The layers of narration in “Speaking of Courage” can be seen as a technique that the characters use to deal with survivor’s guilt. In the story, Tim O’Brien tells the story of Norman Bowker thinking about how to tell the story of Kiowa’s death. As readers, we are several steps removed from the death, both temporally, since the story of the death is told after the end of the war, and in terms of the narrative, since there are two separate characters between us and Kiowa’s death. As a result, the story is as much about how these characters deal with the story of Kiowa’s death as about Kiowa’s death itself. Norman Bowker, for example, thinks that he was as brave as he thought he could have been, but that even that much bravery was not enough to save his friend. Such commentary provides us insight not only into Kiowa’s death but also into Bowker’s emotions.
“Speaking of Courage” explores the way that telling stories simultaneously recalls the pain of the war experience and allows soldiers to work through that pain after the war has ended. O’Brien and Bowker illustrate how speaking or not speaking about war experience affects characters.

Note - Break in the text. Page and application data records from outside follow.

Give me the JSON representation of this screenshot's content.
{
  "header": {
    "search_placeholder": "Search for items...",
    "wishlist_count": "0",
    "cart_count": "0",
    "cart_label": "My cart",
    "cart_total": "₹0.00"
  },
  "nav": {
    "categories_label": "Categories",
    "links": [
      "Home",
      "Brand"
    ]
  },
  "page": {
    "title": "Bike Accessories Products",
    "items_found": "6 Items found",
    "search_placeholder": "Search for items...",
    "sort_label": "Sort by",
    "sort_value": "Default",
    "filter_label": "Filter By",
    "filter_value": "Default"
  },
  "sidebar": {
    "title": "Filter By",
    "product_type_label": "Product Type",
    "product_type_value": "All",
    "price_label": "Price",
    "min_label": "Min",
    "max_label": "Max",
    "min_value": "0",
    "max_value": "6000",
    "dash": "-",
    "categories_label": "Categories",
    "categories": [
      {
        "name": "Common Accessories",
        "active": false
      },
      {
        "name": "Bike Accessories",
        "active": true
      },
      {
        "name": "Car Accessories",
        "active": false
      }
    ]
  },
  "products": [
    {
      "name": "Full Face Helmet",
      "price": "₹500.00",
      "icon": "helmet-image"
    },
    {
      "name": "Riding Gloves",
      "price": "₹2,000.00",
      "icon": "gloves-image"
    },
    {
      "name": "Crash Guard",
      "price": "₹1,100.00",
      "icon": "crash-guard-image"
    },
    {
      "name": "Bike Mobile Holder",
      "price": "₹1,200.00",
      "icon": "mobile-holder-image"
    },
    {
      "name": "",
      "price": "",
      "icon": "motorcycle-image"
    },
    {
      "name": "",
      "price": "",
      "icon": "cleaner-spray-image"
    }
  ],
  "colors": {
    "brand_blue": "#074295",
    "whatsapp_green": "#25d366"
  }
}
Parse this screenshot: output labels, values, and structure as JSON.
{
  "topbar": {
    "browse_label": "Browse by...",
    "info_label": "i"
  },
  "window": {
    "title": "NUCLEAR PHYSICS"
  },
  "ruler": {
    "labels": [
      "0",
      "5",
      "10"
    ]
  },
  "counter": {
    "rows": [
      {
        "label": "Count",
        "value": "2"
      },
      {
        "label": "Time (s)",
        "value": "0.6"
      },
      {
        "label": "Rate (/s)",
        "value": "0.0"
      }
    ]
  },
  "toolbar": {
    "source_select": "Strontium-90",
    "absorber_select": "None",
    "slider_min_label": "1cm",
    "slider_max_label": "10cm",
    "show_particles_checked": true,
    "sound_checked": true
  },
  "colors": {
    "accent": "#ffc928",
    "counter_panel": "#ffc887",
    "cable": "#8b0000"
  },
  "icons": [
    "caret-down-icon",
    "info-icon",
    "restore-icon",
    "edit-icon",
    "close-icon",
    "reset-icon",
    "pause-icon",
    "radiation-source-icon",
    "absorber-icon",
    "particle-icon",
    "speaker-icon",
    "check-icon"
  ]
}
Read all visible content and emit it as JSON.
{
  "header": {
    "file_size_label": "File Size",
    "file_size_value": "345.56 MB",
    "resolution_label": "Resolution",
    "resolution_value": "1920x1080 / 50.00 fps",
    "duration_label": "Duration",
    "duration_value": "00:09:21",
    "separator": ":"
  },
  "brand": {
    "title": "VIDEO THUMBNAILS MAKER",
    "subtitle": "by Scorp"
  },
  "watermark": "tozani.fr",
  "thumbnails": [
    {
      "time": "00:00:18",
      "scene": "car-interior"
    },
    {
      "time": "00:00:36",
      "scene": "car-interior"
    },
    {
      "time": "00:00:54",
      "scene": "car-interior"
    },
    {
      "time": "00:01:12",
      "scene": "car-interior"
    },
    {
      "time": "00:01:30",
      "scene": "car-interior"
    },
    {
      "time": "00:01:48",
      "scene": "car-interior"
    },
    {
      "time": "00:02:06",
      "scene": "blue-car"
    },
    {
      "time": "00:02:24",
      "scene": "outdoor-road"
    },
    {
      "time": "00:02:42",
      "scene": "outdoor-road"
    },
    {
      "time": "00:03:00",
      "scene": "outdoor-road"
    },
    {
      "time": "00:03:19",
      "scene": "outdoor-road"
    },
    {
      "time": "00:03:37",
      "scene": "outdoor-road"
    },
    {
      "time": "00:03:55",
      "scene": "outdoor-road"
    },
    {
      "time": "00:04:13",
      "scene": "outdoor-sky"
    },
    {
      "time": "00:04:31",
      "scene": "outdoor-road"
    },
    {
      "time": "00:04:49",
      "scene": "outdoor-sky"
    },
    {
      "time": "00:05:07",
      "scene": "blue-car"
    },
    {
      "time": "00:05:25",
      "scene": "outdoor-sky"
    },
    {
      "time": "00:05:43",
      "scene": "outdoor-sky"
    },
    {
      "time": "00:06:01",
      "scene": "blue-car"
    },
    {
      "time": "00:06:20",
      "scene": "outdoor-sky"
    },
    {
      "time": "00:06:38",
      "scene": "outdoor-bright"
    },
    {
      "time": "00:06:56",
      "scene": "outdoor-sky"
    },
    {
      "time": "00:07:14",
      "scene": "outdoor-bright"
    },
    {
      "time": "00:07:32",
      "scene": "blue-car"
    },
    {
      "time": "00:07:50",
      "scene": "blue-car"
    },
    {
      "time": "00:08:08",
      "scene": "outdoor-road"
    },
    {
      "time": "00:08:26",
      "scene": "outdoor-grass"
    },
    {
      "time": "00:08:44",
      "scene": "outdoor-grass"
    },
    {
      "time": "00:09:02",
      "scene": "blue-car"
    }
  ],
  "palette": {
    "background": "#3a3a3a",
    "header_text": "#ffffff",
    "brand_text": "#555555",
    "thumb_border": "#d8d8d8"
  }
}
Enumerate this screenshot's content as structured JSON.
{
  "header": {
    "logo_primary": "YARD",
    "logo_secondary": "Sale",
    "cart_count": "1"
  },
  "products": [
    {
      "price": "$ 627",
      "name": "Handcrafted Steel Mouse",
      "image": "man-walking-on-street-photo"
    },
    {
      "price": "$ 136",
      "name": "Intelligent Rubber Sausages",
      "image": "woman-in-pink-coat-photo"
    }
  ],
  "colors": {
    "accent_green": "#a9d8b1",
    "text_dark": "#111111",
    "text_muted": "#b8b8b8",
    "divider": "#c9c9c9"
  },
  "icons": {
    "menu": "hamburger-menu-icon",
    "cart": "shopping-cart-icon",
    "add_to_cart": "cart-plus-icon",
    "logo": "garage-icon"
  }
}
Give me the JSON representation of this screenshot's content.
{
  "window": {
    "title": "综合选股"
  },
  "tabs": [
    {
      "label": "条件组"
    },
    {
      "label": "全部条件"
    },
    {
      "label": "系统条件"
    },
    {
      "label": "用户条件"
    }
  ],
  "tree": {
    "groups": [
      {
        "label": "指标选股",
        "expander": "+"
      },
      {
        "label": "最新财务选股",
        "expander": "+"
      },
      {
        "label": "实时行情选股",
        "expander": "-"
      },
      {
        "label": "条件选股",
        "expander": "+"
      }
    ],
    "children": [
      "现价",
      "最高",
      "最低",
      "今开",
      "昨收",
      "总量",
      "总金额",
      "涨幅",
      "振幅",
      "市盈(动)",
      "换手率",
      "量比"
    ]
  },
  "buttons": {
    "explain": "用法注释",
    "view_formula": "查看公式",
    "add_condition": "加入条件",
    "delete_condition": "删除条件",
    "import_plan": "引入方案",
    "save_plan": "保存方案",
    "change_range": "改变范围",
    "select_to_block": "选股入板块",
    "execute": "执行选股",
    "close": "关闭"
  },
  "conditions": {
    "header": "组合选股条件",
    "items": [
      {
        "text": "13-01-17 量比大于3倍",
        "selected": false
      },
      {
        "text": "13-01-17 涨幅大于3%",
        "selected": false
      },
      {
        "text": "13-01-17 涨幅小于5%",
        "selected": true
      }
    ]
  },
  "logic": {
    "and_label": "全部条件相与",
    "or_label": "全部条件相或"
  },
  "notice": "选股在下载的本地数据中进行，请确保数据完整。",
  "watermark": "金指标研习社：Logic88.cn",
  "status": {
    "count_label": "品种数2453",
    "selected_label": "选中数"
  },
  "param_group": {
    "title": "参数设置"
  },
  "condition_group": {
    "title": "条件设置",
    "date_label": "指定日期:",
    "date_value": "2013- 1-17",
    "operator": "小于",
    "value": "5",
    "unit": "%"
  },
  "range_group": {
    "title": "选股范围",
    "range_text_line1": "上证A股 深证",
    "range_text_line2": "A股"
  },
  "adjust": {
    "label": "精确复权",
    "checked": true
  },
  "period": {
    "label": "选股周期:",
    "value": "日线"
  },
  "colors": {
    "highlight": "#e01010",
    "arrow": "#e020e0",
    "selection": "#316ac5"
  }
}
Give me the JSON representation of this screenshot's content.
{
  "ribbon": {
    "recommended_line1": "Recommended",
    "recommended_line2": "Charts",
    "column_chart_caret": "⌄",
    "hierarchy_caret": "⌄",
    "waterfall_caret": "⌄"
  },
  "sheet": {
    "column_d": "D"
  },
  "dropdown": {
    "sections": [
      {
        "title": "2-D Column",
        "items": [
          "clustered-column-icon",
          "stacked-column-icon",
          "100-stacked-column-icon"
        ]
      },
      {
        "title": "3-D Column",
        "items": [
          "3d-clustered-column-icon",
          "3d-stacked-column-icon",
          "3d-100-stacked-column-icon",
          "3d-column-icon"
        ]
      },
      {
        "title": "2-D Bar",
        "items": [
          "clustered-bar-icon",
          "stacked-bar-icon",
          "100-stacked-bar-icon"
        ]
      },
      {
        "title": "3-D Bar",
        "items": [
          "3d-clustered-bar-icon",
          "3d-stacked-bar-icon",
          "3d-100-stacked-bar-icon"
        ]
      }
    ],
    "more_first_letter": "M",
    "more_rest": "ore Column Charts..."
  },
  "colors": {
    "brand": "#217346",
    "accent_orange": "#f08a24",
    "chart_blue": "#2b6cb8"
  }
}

O’Brien deals with his memories and his guilt by writing stories about his fellow soldiers. At the same time that these stories make the experience of the war present for O’Brien again, they also distance him from the horrors. He writes in the past tense, differentiating between his present self and the self that fought in the war. Bowker, on the other hand, is unable to use the act of telling to negotiate the trauma of war. He drives around silently, with no one to talk to. Ironically, because he cannot speak about his war experience with anyone, he cannot leave it behind him. While O’Brien uses dialogue and communication to analyze and come to terms with his experience, Bowker’s lack of an audience prevents him from arriving at a similar understanding.